=== INFORMATION SUPPLIED ===
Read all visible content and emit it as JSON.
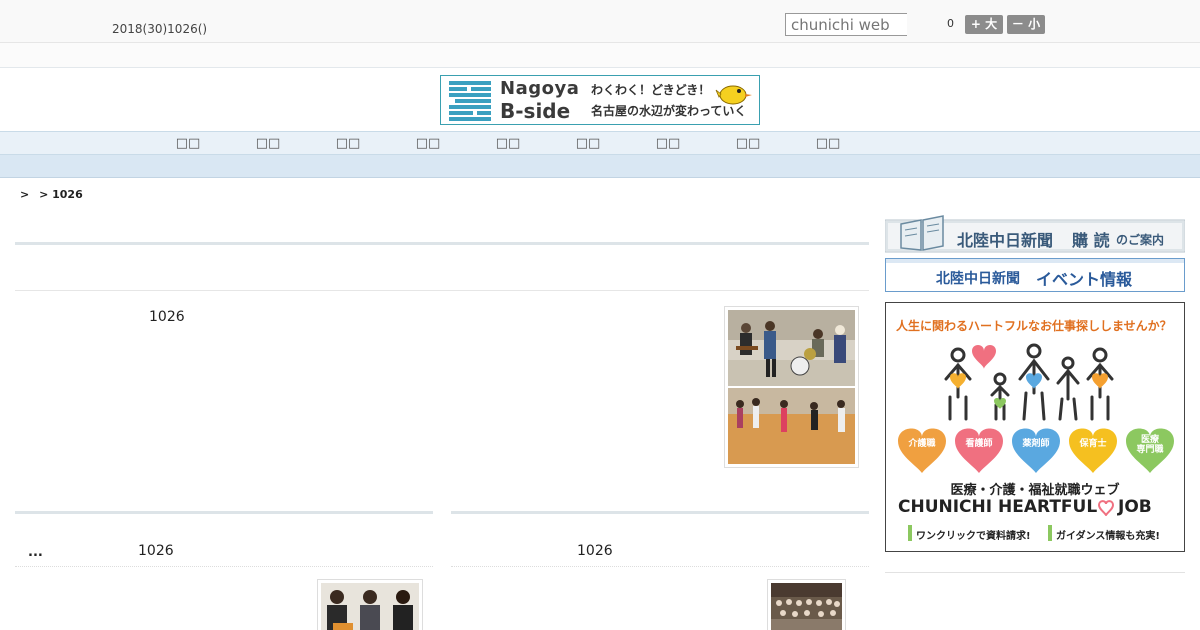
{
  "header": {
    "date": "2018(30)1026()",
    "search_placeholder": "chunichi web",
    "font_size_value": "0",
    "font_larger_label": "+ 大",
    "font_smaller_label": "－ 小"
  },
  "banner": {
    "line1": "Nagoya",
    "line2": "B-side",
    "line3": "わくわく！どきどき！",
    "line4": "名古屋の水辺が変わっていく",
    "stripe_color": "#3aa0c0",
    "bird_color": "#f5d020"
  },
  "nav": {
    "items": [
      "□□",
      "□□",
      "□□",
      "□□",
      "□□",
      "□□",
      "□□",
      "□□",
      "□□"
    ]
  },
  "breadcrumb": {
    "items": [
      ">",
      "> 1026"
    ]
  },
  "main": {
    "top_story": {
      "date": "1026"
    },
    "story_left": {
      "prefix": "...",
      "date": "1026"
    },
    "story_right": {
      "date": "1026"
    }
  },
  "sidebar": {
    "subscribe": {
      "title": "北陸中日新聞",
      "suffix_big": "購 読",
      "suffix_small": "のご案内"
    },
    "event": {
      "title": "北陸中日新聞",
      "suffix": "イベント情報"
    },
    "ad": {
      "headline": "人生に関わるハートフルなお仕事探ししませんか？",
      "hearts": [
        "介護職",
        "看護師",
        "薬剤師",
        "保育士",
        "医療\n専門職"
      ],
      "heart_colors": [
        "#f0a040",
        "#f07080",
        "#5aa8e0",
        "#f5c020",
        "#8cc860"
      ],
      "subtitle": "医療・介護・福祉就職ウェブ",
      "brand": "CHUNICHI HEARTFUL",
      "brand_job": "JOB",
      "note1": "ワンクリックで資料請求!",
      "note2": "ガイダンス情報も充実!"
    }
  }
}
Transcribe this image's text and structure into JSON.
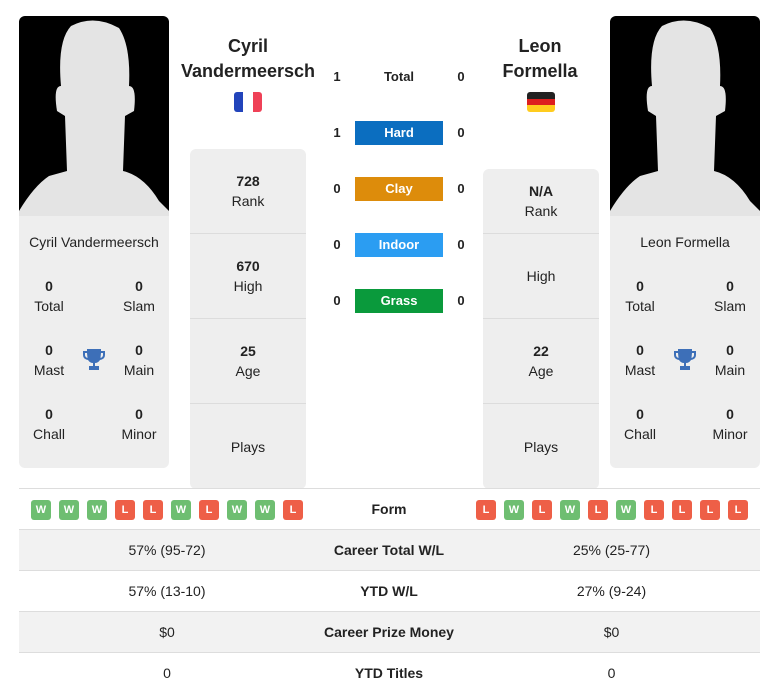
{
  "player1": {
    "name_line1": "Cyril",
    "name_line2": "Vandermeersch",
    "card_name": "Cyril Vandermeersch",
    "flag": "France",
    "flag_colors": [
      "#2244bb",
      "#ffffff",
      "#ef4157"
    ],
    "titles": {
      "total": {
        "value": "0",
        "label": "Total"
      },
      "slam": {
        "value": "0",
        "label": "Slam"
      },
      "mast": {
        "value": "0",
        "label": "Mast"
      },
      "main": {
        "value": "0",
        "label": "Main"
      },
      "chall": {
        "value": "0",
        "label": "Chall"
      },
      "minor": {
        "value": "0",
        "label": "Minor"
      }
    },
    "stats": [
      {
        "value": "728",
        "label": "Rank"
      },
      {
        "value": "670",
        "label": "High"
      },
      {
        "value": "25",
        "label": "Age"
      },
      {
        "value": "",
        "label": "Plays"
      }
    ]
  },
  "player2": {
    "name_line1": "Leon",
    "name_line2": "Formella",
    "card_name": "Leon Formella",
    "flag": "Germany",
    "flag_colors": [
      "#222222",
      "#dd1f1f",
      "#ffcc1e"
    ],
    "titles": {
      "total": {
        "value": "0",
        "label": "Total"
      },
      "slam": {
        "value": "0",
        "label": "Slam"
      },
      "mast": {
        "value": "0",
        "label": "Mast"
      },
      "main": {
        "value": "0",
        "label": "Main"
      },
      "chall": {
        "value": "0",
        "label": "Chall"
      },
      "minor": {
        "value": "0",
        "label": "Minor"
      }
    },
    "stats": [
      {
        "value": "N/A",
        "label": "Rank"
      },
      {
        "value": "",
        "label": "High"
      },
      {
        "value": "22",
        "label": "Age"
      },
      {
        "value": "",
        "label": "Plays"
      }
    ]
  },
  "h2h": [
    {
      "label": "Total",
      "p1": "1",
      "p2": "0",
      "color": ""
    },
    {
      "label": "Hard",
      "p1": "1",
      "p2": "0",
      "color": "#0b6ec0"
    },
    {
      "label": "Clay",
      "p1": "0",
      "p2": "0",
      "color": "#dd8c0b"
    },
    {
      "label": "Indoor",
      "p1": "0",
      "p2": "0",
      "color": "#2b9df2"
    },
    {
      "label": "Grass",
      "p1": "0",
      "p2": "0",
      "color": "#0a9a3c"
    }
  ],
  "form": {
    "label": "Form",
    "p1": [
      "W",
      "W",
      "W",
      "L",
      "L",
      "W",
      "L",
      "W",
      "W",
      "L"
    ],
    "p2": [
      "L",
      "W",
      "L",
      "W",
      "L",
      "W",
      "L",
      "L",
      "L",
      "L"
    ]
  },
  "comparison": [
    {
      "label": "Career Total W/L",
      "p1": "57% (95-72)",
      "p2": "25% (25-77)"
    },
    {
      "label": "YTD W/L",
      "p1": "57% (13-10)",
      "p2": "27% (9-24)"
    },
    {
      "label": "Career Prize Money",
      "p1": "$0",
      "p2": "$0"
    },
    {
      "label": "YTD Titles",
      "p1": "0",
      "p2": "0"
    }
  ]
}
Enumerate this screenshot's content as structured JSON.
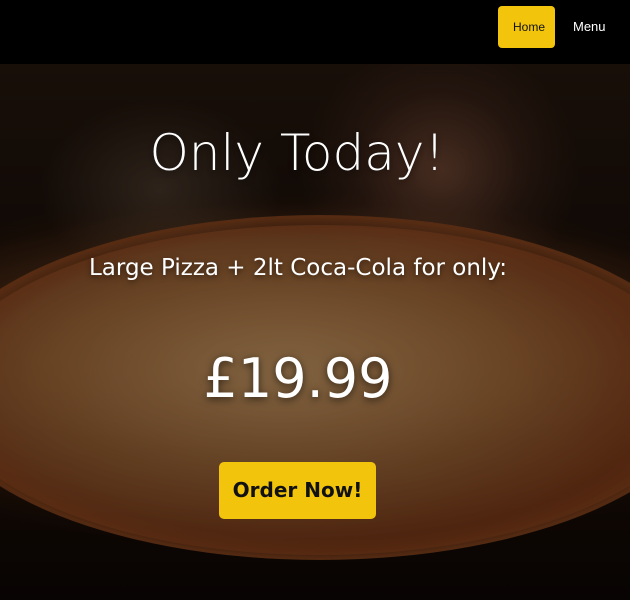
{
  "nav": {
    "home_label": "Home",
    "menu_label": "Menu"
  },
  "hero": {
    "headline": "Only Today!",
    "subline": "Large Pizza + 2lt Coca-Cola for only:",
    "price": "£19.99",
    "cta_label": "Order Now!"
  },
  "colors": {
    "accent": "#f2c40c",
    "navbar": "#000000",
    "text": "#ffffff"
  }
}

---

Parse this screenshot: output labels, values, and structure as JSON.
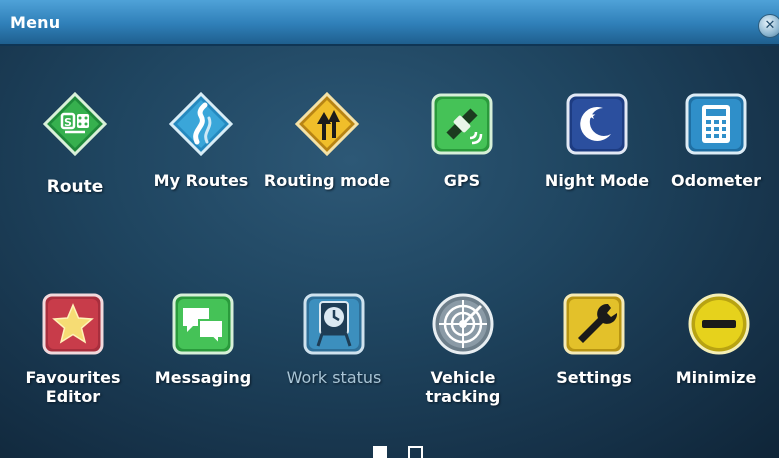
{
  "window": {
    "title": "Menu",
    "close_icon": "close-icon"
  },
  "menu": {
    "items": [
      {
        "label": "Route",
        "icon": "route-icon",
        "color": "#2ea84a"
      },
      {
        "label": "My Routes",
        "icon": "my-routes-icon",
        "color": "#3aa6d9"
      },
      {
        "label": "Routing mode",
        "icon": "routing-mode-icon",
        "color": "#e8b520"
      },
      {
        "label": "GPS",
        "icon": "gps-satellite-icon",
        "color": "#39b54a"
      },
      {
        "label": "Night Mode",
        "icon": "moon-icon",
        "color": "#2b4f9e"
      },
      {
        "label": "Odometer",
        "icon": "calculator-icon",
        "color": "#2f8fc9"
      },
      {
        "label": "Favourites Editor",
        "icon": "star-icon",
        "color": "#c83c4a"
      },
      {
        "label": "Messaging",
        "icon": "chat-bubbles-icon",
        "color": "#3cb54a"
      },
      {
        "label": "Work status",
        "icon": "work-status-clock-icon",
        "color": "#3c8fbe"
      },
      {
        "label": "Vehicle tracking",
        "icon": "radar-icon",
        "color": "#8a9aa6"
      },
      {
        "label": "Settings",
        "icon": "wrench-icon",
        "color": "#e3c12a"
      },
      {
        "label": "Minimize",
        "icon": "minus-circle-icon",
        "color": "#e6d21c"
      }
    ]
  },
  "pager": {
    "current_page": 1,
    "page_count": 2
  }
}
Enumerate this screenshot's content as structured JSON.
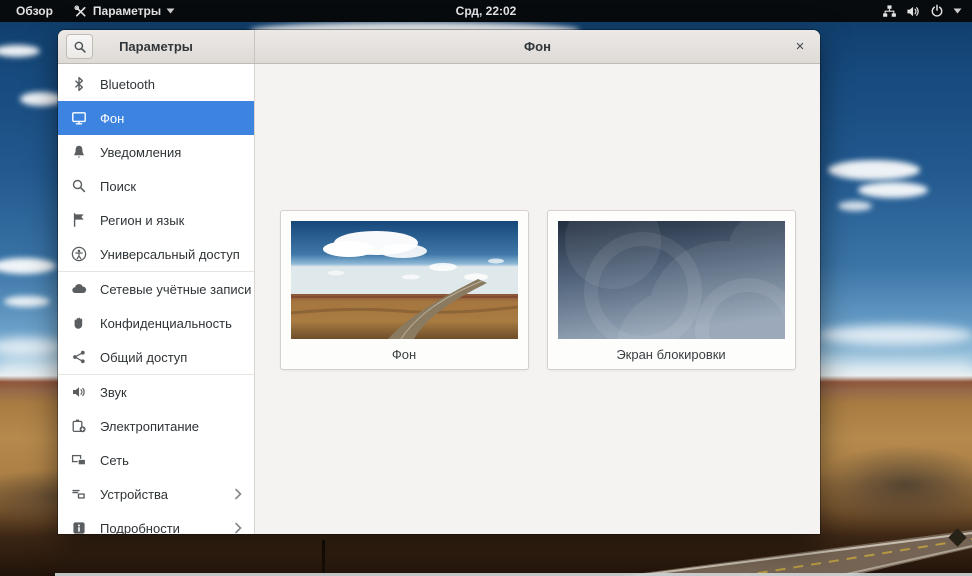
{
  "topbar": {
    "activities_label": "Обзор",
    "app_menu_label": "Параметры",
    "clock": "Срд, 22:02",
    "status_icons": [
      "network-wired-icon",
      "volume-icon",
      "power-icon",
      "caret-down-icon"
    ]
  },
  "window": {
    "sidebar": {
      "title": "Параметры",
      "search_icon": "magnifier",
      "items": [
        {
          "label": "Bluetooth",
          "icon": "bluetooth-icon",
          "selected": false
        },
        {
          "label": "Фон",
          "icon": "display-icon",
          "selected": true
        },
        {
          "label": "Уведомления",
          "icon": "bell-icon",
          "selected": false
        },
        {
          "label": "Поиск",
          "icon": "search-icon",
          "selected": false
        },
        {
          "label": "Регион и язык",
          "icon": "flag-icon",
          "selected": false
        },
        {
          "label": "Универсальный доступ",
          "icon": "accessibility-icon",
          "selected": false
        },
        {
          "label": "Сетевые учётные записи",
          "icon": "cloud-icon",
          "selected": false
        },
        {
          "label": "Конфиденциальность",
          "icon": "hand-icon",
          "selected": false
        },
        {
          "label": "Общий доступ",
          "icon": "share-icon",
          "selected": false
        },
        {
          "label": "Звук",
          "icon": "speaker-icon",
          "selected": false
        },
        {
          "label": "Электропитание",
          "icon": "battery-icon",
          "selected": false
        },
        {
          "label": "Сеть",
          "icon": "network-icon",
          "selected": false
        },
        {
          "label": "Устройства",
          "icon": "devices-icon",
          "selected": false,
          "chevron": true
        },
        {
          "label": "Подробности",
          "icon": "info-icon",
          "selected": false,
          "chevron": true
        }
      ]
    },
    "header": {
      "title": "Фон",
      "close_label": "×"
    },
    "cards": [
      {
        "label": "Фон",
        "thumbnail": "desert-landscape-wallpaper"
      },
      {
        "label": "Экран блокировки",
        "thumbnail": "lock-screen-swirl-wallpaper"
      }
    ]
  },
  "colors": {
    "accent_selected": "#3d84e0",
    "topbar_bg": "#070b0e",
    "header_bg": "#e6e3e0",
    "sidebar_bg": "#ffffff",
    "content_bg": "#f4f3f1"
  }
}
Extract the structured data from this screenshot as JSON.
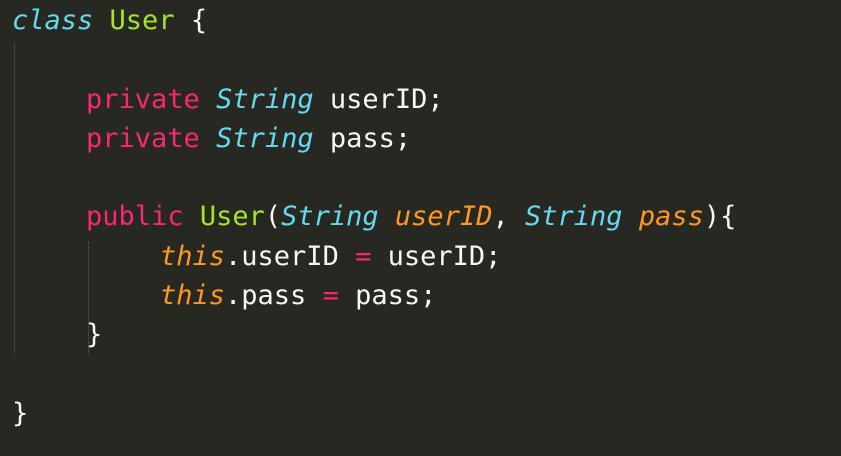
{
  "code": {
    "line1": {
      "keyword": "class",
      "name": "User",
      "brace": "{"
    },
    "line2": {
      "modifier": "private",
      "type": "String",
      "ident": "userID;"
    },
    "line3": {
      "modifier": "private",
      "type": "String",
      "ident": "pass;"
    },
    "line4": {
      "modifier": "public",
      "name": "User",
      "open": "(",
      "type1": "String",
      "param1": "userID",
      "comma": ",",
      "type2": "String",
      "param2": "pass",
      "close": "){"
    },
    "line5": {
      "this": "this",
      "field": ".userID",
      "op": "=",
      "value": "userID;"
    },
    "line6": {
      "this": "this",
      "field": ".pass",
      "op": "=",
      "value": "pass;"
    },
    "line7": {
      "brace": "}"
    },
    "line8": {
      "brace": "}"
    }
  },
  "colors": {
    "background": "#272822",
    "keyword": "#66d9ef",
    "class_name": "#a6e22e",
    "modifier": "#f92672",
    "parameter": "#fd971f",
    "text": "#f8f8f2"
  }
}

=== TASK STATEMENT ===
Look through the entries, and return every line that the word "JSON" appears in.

=== FINISHED TASK ===
Read all visible content and emit it as JSON.
Transcribe this image's text and structure into JSON.
Enumerate this screenshot's content as structured JSON.
Parse this screenshot: output labels, values, and structure as JSON.
Enumerate this screenshot's content as structured JSON.
Extract the structured data from this screenshot as JSON.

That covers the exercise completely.